The first grandstand was built in 1754 and, later, under the auspices of the York Racecourse Committee – which was formed in 1842, but still exists – further stands were erected in 1890. More recent additions, in the twentieth and twenty-first centuries, include the Melrose Stand, Knavesmire Stand and Ebor Stand.York Racecourse was originally a dual-purpose venue, patronised by the Yorkshire Union Hunt, but National Hunt racing ceased in 1885.
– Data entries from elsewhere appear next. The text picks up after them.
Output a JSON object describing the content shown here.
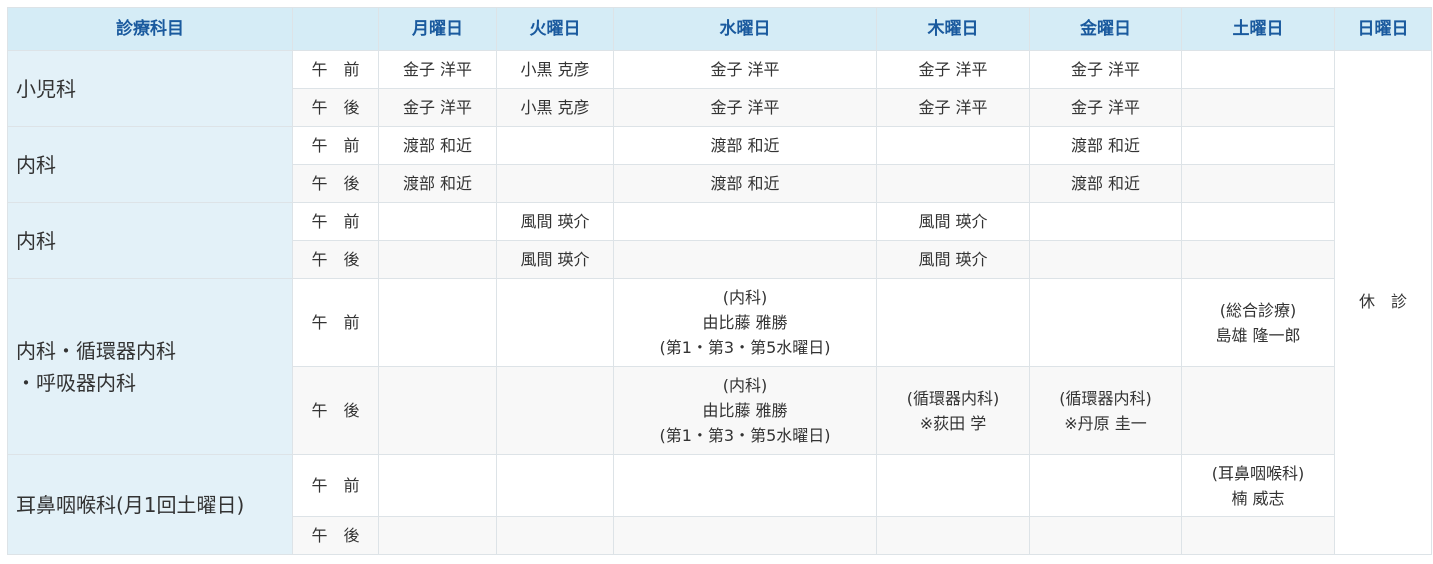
{
  "header": {
    "dept": "診療科目",
    "session": "",
    "days": [
      "月曜日",
      "火曜日",
      "水曜日",
      "木曜日",
      "金曜日",
      "土曜日",
      "日曜日"
    ]
  },
  "session_labels": {
    "am": "午　前",
    "pm": "午　後"
  },
  "sunday_note": "休　診",
  "departments": [
    {
      "name": "小児科",
      "am": [
        "金子 洋平",
        "小黒 克彦",
        "金子 洋平",
        "金子 洋平",
        "金子 洋平",
        ""
      ],
      "pm": [
        "金子 洋平",
        "小黒 克彦",
        "金子 洋平",
        "金子 洋平",
        "金子 洋平",
        ""
      ]
    },
    {
      "name": "内科",
      "am": [
        "渡部 和近",
        "",
        "渡部 和近",
        "",
        "渡部 和近",
        ""
      ],
      "pm": [
        "渡部 和近",
        "",
        "渡部 和近",
        "",
        "渡部 和近",
        ""
      ]
    },
    {
      "name": "内科",
      "am": [
        "",
        "風間 瑛介",
        "",
        "風間 瑛介",
        "",
        ""
      ],
      "pm": [
        "",
        "風間 瑛介",
        "",
        "風間 瑛介",
        "",
        ""
      ]
    },
    {
      "name_line1": "内科・循環器内科",
      "name_line2": "・呼吸器内科",
      "am_wed": [
        "(内科)",
        "由比藤 雅勝",
        "(第1・第3・第5水曜日)"
      ],
      "am_sat": [
        "(総合診療)",
        "島雄 隆一郎"
      ],
      "pm_wed": [
        "(内科)",
        "由比藤 雅勝",
        "(第1・第3・第5水曜日)"
      ],
      "pm_thu": [
        "(循環器内科)",
        "※荻田 学"
      ],
      "pm_fri": [
        "(循環器内科)",
        "※丹原 圭一"
      ]
    },
    {
      "name": "耳鼻咽喉科(月1回土曜日)",
      "am_sat": [
        "(耳鼻咽喉科)",
        "楠 威志"
      ]
    }
  ]
}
Originally, the track itself was horseshoe-shaped but, prior to the staging of ‘Royal Ascot at York’ in 2005, during the redevelopment of the Berkshire course, the horseshoe was completed to create a round course, two miles in circumference, and therefore suitable for the running of the Gold Cup, over two-and-a-half miles. The round course is left-handed, galloping in character and features a sweeping turn into the long home straight. Like the separate straight course, on which sprint races, over five and six furlongs, are run, the round course is very wide, with no pronounced undulations, and is considered a fair test for all types of horse.
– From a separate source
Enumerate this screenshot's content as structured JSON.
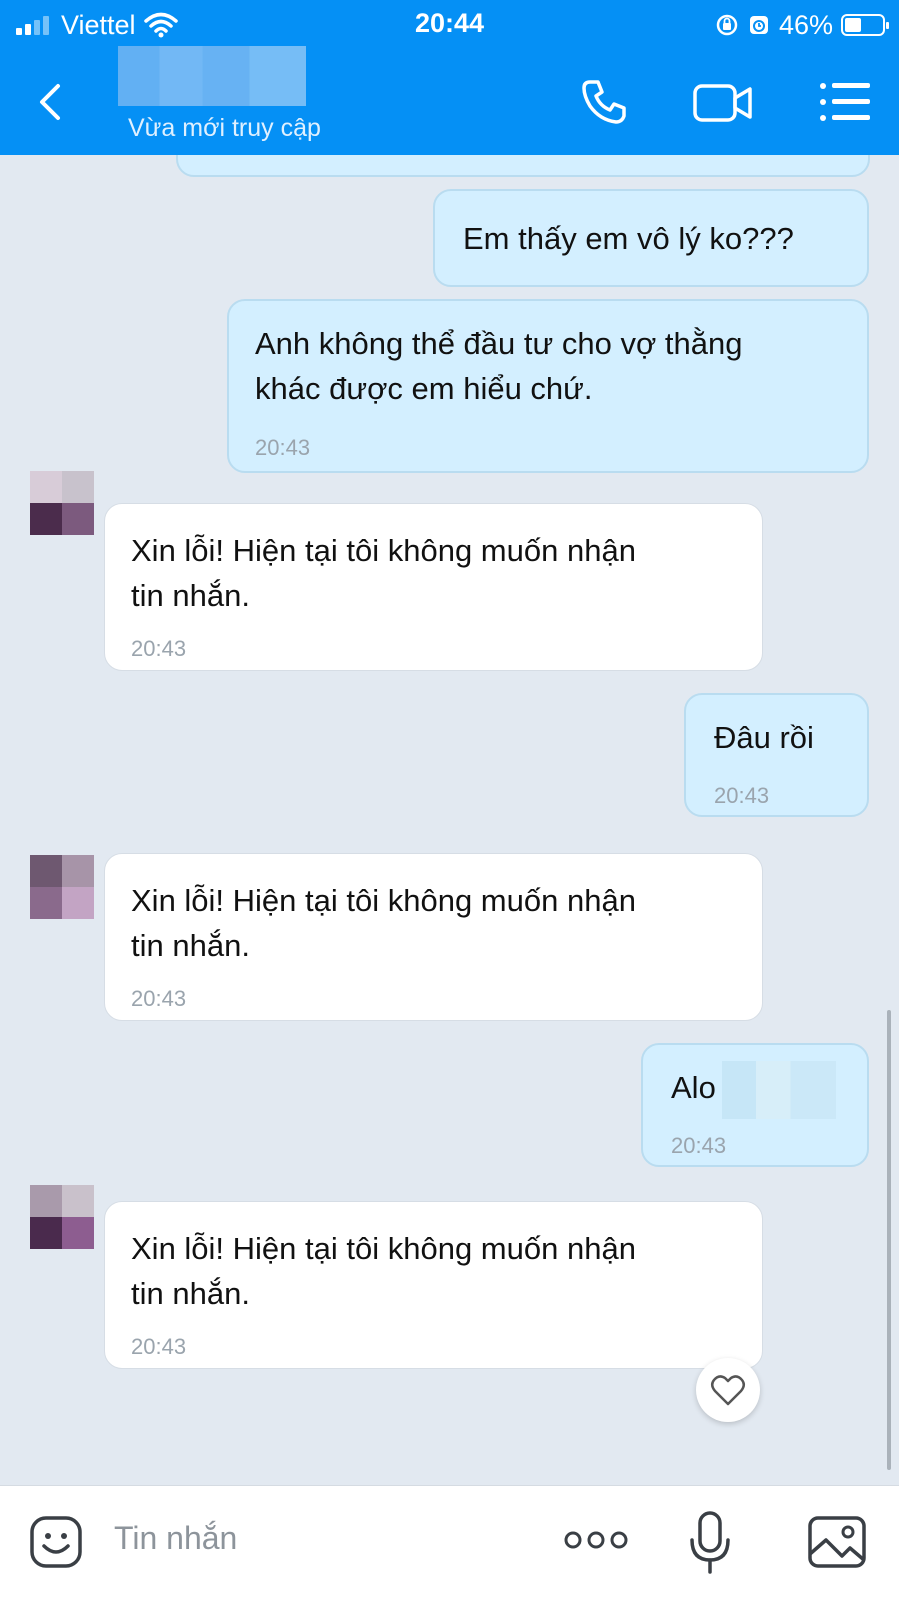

Notable races run at York include three Group One races, the Juddmonte International Stakes, the Nunthorpe Stakes and the Yorkshire Oaks, all of which are staged during the four-day Yorkshire Ebor Festival, held annually in August. The Ebor Festival takes its name from the Ebor Handicap – the oldest and most famous race run at York, inaugurated in 1840 and, from 2019, worth £1 million in prize money – which, in turn, takes its name from ‘Eboracum’, the Roman city from which the City of York evolved following the decline of the Roman Empire.